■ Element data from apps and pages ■

---------------

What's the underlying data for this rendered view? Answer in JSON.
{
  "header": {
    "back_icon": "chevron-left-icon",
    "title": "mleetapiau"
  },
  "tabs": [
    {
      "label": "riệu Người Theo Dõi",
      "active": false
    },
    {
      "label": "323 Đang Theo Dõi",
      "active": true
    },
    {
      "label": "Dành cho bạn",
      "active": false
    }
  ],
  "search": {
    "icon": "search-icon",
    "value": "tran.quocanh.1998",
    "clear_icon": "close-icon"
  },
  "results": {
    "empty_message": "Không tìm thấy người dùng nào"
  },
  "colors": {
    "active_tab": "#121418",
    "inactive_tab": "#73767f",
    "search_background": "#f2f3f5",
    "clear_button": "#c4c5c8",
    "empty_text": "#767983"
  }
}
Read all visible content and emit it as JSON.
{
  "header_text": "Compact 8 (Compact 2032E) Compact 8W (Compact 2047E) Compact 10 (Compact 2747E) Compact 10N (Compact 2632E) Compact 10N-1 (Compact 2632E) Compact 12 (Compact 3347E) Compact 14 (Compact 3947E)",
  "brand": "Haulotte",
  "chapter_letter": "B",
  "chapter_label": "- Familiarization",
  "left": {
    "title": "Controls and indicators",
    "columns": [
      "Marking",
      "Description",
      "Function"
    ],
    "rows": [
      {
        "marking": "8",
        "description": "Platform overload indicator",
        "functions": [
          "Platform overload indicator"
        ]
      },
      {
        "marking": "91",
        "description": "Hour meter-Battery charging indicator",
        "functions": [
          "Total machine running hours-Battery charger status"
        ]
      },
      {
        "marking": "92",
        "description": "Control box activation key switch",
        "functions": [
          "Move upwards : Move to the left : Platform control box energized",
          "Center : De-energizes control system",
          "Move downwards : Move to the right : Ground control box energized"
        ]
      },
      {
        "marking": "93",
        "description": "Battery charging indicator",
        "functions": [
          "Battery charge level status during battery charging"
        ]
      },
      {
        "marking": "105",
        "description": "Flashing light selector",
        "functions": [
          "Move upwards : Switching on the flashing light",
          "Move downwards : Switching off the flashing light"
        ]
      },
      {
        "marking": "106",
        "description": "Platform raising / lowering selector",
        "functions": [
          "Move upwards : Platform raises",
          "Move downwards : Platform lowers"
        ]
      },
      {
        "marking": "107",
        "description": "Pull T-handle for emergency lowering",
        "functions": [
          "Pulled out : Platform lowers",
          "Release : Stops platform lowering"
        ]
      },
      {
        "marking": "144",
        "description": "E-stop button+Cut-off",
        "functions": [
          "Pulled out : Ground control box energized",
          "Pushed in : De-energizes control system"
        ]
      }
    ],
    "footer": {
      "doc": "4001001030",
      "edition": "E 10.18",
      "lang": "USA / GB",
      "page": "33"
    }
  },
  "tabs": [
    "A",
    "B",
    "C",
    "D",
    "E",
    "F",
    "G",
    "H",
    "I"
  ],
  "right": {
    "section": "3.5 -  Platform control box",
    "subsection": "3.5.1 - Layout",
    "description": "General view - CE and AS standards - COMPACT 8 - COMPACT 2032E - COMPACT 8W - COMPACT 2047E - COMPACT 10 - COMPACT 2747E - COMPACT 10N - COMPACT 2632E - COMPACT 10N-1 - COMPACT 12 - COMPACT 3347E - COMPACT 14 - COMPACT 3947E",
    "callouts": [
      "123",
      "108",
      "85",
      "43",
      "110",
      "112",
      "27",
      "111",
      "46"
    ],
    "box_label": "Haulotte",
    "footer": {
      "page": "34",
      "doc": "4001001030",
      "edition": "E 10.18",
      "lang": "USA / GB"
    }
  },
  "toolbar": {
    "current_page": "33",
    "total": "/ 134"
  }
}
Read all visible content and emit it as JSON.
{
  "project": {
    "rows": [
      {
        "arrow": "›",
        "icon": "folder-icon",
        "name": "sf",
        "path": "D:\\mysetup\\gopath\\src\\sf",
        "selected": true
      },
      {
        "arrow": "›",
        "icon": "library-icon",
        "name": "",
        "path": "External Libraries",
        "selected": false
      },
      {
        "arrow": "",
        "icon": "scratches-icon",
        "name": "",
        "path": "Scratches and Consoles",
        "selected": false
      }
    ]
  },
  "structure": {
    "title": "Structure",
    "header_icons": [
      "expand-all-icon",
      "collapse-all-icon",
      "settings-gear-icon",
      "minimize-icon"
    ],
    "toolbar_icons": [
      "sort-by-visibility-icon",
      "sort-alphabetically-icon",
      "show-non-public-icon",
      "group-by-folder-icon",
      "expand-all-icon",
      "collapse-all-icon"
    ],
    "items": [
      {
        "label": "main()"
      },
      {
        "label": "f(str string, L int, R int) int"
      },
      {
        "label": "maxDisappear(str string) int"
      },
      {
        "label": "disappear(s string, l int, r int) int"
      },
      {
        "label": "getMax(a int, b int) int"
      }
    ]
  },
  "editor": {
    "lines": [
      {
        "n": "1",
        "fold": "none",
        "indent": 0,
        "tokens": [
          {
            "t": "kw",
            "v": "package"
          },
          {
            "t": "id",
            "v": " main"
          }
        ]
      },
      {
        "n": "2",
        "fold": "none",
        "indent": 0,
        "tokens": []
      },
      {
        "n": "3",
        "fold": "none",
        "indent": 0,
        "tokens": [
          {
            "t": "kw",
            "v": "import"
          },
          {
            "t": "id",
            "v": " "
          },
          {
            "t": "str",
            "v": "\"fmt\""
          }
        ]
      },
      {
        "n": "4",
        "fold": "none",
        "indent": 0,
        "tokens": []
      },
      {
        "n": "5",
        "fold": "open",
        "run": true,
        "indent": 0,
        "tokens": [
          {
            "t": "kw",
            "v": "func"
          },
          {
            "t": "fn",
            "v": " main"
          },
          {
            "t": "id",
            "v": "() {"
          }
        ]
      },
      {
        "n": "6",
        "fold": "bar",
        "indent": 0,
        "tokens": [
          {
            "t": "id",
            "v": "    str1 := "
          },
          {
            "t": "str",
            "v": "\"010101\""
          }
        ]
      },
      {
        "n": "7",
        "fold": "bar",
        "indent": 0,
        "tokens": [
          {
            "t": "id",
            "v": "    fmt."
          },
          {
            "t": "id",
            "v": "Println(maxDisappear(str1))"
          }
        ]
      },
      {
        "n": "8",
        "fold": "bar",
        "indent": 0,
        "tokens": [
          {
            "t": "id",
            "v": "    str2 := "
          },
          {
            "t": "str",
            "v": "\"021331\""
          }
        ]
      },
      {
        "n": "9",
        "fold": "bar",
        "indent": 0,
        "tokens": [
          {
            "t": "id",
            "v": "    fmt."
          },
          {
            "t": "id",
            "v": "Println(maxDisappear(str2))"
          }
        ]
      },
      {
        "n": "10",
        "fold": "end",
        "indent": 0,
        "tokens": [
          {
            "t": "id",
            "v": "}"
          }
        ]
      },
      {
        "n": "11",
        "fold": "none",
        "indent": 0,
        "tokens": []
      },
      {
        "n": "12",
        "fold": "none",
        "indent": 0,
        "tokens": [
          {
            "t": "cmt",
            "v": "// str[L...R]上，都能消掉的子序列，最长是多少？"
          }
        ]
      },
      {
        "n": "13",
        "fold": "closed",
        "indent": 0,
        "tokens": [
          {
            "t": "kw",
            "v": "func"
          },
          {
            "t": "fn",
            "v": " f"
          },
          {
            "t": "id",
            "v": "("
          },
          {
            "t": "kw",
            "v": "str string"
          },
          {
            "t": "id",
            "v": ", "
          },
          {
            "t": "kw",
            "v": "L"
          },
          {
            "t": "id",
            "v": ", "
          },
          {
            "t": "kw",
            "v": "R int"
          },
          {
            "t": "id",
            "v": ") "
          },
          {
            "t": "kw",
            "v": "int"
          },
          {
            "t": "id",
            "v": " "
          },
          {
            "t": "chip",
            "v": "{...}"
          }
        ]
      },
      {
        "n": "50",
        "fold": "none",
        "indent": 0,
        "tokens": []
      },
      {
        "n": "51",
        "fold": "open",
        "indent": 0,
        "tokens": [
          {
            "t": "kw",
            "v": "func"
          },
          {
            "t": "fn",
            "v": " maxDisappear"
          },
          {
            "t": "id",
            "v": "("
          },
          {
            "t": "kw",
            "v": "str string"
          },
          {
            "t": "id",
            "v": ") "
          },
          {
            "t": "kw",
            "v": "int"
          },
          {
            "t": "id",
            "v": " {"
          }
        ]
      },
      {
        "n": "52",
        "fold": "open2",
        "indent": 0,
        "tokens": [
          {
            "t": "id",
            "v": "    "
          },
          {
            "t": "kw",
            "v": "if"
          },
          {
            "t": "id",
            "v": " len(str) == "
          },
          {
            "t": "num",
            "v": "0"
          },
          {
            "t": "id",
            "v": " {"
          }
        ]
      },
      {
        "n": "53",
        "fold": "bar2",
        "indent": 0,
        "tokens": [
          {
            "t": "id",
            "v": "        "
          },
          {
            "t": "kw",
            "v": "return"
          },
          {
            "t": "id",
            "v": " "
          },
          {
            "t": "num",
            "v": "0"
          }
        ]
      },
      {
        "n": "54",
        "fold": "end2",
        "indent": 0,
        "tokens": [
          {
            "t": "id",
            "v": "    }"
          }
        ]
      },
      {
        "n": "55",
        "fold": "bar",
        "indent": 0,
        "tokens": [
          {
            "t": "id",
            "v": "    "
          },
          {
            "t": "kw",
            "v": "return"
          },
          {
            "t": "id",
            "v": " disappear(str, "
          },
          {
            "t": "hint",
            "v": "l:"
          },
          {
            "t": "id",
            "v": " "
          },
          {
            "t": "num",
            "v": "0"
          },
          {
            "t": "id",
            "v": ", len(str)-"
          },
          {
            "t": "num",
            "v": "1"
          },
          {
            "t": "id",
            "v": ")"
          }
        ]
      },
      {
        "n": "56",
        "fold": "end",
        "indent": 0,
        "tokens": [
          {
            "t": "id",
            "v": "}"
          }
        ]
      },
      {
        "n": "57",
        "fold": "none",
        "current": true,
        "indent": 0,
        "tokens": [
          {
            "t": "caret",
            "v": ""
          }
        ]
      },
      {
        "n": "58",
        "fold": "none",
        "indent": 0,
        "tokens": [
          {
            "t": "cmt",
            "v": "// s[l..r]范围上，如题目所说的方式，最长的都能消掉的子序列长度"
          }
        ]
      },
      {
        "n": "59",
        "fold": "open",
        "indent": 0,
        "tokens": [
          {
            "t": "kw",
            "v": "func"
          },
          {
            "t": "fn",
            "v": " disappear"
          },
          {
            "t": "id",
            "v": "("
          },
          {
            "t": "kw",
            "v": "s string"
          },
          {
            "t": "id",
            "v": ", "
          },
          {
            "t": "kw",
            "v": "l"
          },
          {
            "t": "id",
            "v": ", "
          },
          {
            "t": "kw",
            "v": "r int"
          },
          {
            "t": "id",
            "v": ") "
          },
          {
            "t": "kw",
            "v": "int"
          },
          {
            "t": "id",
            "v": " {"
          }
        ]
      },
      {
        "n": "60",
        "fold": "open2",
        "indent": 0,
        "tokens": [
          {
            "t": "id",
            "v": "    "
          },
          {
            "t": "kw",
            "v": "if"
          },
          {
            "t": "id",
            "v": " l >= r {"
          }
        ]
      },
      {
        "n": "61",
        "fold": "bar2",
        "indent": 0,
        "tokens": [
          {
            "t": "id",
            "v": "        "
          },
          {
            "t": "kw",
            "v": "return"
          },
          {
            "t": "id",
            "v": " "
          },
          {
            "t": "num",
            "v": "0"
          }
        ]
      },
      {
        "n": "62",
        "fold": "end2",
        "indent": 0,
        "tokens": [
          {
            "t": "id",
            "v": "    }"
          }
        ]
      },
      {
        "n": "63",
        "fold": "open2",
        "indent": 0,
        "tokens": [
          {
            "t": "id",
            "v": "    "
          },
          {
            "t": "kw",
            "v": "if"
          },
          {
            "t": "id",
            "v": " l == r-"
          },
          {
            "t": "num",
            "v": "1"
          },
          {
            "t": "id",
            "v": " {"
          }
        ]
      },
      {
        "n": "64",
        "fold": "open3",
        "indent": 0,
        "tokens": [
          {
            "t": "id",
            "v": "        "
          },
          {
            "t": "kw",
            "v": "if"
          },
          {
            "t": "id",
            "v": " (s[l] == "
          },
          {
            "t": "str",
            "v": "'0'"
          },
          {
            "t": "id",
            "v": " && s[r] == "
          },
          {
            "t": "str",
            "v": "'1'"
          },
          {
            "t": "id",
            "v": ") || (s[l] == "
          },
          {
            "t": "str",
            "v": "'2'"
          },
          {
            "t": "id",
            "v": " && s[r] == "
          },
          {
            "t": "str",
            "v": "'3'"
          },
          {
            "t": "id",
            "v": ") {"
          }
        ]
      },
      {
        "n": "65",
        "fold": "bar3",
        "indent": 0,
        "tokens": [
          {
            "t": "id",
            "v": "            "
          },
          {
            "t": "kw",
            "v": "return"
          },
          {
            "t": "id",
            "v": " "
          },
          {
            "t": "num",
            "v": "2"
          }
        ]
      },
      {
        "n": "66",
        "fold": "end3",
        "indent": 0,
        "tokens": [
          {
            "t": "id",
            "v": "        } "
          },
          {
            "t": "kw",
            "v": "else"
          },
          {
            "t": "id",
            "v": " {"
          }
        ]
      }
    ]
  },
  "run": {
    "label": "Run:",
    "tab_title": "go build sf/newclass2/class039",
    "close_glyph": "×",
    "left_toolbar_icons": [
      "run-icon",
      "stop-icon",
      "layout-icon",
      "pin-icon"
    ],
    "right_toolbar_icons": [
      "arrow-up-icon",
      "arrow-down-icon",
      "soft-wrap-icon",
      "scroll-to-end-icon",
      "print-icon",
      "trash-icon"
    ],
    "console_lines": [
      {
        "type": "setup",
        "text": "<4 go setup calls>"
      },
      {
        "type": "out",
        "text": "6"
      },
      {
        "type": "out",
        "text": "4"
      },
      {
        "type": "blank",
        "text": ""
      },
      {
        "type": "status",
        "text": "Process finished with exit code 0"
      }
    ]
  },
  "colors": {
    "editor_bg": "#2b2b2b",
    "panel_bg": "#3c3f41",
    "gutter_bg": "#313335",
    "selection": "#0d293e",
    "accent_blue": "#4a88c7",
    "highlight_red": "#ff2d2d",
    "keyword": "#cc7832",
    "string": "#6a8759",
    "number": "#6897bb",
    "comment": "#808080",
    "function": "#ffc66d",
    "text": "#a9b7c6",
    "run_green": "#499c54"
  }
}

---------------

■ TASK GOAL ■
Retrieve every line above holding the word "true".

■ RESPONSE TO THIS EXERCISE ■
      "active": true
        "selected": true
        "run": true,
        "current": true,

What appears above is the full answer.